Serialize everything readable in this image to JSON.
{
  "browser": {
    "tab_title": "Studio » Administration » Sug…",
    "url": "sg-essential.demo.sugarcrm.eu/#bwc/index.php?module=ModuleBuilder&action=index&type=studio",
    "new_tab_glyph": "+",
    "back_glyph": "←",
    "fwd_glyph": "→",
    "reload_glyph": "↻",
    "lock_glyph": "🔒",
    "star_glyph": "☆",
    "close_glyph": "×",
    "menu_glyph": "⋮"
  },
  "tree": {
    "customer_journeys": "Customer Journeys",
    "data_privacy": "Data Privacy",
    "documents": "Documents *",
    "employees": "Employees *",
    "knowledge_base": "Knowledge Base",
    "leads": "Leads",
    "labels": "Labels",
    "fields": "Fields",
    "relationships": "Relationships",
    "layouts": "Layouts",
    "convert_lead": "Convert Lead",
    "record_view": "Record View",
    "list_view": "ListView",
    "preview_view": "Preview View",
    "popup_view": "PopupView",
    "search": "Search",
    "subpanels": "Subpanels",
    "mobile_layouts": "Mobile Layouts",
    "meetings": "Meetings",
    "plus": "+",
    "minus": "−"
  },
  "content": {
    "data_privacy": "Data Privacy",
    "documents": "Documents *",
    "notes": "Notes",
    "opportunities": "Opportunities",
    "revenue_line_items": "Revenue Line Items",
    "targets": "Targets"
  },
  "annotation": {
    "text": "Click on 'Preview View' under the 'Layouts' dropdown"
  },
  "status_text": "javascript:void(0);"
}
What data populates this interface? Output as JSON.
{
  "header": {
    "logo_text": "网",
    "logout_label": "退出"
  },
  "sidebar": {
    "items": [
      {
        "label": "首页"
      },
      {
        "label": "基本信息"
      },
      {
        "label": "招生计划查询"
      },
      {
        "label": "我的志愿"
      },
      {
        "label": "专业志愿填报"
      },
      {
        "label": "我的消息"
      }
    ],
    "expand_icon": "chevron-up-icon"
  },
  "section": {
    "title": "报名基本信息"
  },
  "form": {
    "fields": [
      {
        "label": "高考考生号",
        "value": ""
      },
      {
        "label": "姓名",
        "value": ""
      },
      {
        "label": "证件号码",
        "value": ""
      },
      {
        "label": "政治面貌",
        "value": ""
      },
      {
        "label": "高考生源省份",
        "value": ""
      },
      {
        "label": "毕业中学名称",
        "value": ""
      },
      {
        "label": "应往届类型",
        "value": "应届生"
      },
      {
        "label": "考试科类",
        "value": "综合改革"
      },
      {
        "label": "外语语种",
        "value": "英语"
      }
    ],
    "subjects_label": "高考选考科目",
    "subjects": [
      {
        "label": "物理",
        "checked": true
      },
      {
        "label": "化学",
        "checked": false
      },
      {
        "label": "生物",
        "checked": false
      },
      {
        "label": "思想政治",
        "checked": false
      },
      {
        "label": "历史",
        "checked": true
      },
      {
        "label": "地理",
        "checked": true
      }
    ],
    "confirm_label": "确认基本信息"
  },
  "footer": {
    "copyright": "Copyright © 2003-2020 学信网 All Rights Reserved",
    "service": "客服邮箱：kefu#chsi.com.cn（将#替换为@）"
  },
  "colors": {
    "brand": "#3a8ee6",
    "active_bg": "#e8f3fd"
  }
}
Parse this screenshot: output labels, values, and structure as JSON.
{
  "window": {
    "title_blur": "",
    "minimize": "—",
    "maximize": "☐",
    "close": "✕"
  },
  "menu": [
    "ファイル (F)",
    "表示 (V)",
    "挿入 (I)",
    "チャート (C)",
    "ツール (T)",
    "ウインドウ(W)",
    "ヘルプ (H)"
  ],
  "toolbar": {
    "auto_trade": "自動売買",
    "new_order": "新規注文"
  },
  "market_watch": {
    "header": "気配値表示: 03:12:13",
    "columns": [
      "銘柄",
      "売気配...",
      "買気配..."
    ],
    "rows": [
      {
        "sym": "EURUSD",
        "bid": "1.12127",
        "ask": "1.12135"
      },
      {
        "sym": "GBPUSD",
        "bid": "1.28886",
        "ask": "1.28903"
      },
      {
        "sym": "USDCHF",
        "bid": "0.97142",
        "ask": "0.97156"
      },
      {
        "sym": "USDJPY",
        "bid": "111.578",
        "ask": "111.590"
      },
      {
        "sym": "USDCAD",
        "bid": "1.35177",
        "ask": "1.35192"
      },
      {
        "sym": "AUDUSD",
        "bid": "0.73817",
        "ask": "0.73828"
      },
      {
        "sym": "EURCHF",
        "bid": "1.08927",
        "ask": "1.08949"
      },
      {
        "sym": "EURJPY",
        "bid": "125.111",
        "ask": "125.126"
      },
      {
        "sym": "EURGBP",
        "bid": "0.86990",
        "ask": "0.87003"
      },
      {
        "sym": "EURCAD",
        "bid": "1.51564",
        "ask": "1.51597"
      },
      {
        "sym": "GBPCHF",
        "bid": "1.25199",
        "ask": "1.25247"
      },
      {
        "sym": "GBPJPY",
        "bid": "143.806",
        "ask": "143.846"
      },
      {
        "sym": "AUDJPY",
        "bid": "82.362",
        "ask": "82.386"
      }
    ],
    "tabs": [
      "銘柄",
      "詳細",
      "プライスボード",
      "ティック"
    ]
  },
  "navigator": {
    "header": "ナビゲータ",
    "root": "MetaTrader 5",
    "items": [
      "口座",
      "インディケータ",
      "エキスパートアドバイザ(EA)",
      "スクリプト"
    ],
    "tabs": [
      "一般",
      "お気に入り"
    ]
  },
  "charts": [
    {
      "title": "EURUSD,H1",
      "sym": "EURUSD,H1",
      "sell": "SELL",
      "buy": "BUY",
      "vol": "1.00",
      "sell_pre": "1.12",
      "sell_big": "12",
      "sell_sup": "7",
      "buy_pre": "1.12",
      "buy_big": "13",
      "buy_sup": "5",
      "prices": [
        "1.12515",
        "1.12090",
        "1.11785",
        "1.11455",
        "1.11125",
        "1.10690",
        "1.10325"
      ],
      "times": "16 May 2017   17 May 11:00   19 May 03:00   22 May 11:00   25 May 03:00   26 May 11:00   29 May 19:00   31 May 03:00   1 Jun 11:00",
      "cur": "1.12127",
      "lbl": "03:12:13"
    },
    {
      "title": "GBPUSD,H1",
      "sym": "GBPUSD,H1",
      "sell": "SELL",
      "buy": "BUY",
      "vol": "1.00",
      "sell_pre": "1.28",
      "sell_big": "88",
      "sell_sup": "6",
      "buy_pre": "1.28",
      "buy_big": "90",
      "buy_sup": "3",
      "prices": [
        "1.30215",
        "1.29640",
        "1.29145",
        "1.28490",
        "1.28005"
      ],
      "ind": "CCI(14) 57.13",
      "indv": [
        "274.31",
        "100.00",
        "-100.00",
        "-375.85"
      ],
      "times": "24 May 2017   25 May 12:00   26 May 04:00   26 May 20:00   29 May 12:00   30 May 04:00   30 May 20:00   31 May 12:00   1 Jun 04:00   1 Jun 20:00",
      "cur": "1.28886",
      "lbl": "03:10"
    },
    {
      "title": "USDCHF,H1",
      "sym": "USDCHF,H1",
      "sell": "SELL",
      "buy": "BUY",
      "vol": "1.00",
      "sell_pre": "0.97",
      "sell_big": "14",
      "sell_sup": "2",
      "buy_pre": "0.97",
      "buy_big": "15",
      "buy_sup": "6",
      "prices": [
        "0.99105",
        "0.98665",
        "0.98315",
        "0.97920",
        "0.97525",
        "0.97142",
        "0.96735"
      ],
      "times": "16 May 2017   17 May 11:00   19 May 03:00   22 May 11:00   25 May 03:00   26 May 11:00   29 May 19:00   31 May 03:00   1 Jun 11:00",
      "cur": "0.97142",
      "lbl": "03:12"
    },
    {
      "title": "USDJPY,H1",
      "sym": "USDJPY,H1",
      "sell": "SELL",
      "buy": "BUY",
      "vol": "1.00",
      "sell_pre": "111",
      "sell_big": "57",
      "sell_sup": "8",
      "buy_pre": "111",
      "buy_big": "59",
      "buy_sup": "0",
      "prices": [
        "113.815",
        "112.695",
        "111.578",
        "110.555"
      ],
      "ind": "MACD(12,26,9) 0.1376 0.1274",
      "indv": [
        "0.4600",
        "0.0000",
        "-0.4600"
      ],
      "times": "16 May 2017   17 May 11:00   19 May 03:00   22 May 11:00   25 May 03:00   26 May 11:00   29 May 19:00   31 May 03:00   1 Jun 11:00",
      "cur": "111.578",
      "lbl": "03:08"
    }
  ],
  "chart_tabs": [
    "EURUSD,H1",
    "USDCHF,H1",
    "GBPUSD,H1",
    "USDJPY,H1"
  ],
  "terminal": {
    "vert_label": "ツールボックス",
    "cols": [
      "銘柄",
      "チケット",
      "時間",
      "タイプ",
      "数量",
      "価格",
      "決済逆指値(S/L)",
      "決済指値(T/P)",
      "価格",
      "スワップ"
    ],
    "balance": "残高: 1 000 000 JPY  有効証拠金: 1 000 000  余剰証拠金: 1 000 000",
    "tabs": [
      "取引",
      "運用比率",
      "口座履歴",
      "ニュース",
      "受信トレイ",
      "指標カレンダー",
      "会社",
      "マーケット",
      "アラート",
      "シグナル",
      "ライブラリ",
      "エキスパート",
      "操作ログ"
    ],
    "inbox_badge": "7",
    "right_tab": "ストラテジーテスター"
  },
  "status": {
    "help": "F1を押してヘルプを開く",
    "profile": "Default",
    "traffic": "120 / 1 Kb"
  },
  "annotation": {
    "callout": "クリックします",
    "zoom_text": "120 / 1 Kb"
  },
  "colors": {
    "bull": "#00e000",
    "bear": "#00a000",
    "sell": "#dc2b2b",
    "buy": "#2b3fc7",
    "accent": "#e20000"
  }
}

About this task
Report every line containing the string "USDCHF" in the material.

Written solution
        "sym": "USDCHF",
      "title": "USDCHF,H1",
      "sym": "USDCHF,H1",
    "USDCHF,H1",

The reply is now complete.